Science Writing and the Subjective Nature of Communication

Science writing and communication have always been strongly related, even though the nature of science writing and communication will be different in different contexts. People who are discussing their research with an audience of experts will have to use one form of communication. They will be using a very different communication style if they are teaching science to an audience that is not involved with academia.

Finding a way to tailor a piece of writing to a vastly different set of audiences is no easy task. Experts will demand that the writing fit within a particular template. While broader audience members won’t have such exacting standards, they will still want to make sure that the writing is informative and that the writers are not talking down to them. Science writing and communication will not have as many objective standards as a lot of people might like, which really only makes everything involved that much more complicated.

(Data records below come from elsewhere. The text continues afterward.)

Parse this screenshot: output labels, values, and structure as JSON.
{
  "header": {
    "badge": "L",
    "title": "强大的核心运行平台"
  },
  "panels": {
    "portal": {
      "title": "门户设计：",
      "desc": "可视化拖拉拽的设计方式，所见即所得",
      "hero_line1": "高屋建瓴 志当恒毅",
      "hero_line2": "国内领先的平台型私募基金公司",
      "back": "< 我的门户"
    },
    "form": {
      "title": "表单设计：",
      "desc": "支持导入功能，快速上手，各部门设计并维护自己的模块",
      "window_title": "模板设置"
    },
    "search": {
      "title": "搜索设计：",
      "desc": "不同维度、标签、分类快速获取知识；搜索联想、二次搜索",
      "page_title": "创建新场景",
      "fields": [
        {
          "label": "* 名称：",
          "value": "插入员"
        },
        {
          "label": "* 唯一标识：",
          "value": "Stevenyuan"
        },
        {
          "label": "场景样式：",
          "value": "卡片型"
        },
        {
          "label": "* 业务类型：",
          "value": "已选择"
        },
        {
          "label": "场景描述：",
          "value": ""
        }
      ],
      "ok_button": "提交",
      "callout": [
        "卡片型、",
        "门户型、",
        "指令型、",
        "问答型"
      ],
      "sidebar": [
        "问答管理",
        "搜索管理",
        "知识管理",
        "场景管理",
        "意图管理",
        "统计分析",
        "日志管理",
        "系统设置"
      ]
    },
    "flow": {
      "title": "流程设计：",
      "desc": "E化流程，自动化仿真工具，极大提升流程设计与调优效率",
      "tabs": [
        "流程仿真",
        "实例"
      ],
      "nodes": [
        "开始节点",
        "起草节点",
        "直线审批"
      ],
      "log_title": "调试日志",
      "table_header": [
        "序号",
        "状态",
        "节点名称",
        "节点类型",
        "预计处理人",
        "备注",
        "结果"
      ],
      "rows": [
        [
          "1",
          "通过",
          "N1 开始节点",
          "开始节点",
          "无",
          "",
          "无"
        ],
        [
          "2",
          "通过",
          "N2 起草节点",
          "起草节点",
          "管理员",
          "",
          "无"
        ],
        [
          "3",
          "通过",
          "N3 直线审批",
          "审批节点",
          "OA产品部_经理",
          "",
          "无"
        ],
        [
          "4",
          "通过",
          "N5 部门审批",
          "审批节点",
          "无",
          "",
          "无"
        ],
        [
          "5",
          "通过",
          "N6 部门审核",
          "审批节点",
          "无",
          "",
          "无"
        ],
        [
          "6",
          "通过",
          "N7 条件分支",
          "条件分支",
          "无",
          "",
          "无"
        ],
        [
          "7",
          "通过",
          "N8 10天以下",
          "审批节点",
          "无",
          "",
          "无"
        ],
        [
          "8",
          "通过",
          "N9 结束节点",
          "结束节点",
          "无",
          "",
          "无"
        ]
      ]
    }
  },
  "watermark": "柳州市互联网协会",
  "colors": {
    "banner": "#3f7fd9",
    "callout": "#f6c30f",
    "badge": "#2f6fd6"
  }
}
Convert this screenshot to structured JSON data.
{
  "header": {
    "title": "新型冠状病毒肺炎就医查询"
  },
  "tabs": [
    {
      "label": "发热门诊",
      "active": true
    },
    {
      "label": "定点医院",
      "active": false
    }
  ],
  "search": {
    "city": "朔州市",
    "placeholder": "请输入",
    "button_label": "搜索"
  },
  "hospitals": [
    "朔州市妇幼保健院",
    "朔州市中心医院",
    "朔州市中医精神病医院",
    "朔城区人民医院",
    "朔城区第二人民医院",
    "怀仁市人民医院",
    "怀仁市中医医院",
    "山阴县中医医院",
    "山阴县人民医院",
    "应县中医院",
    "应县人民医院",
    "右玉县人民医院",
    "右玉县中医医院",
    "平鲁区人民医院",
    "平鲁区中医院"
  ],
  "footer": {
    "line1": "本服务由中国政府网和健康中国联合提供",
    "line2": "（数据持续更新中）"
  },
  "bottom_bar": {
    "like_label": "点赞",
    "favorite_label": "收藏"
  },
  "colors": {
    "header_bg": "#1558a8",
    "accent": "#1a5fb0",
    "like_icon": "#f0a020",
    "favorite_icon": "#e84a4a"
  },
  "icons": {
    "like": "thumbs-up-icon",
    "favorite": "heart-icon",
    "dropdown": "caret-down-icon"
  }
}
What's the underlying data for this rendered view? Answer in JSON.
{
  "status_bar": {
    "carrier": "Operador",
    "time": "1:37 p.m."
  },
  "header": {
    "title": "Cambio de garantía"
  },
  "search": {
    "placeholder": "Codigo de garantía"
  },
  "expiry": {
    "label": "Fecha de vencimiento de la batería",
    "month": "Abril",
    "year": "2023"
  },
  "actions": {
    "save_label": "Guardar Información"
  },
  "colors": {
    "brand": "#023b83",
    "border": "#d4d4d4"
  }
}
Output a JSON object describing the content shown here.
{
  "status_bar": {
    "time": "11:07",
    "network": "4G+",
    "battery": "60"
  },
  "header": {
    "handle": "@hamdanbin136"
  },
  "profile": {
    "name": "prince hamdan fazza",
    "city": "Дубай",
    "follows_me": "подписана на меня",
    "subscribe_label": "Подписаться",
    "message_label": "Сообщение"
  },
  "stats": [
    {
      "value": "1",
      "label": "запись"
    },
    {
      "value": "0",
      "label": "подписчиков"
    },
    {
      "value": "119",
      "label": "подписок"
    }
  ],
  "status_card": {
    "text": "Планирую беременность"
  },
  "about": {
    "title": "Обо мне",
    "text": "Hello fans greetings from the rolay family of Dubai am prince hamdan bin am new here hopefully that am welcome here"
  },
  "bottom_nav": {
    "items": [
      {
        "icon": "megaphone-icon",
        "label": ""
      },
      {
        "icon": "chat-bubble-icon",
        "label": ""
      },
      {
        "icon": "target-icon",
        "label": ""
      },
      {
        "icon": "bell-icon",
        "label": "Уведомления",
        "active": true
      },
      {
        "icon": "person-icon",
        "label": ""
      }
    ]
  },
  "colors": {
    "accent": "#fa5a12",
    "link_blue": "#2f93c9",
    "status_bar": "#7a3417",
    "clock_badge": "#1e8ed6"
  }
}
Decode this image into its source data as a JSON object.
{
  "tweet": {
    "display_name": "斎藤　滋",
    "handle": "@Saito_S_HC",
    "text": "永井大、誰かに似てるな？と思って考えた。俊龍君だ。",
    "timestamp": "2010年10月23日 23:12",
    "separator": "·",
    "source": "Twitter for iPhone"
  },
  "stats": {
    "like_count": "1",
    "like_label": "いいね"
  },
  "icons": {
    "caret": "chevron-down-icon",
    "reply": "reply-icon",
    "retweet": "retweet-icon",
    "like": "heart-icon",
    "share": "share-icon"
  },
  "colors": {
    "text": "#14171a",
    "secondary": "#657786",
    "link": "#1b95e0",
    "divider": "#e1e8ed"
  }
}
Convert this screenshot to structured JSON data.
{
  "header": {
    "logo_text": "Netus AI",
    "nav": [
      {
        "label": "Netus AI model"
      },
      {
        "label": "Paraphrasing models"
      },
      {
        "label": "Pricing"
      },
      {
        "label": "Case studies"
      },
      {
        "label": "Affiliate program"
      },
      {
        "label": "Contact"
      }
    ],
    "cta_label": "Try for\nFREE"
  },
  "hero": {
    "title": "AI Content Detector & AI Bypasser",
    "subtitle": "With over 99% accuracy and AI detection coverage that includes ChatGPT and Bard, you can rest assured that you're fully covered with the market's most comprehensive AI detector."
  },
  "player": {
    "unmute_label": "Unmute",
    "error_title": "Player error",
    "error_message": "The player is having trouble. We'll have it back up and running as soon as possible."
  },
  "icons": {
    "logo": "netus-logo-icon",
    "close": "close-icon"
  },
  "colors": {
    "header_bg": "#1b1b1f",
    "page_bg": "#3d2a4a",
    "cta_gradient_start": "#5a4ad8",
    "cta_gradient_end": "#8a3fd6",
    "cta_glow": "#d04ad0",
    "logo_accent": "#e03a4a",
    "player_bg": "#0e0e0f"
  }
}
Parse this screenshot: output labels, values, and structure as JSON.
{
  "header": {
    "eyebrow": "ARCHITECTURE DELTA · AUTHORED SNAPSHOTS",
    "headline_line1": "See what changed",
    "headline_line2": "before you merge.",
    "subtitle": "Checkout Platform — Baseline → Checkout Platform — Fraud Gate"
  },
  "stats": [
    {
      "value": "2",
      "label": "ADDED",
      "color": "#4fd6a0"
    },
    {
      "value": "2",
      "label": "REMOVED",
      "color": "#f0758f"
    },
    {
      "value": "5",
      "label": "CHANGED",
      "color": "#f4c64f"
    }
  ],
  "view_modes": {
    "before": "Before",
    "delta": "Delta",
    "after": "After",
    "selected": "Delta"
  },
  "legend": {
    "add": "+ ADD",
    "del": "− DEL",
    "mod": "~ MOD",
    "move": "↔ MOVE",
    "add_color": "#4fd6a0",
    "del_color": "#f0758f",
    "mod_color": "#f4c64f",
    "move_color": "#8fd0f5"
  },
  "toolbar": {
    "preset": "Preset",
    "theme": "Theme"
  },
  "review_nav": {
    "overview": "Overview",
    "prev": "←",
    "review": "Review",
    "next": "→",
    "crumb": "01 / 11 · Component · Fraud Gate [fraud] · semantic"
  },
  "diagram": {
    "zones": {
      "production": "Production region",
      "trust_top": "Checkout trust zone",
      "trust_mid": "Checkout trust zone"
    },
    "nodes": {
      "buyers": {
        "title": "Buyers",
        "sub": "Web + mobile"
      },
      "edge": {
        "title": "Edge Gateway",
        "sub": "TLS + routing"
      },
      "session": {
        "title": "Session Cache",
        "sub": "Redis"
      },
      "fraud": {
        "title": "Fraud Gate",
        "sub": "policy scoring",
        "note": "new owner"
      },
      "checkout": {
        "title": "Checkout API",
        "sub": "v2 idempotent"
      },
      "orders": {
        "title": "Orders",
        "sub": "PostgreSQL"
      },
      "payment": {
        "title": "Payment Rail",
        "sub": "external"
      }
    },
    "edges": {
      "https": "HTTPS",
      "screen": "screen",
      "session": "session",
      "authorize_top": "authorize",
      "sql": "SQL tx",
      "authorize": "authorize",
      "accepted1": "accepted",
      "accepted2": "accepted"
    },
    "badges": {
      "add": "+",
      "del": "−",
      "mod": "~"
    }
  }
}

Some people will use various indexes as guides, and they will try to write for a particular grade level. Finding a way to ensure that a piece of writing is written above the high school or college level can be tricky, especially since a lot of indexes will have upper limits regarding the grade levels that they measure. Usually, these indexes will measure the length of the sentences and the number of syllables in the words that people use in the writing. Shorter sentences with shorter words are typically easier to understand. Many academics will avoid writing this way as a matter of course. Popular science magazines are filled with writing like this.

Trying to get a sense of whether a concept has been explained in a difficult or simple way can be tough, especially since people will vary in their own perception of what is difficult or easy. Essentially, writers, editors, audience members, and everyone else involved in the process also must be skilled at communicating with one another.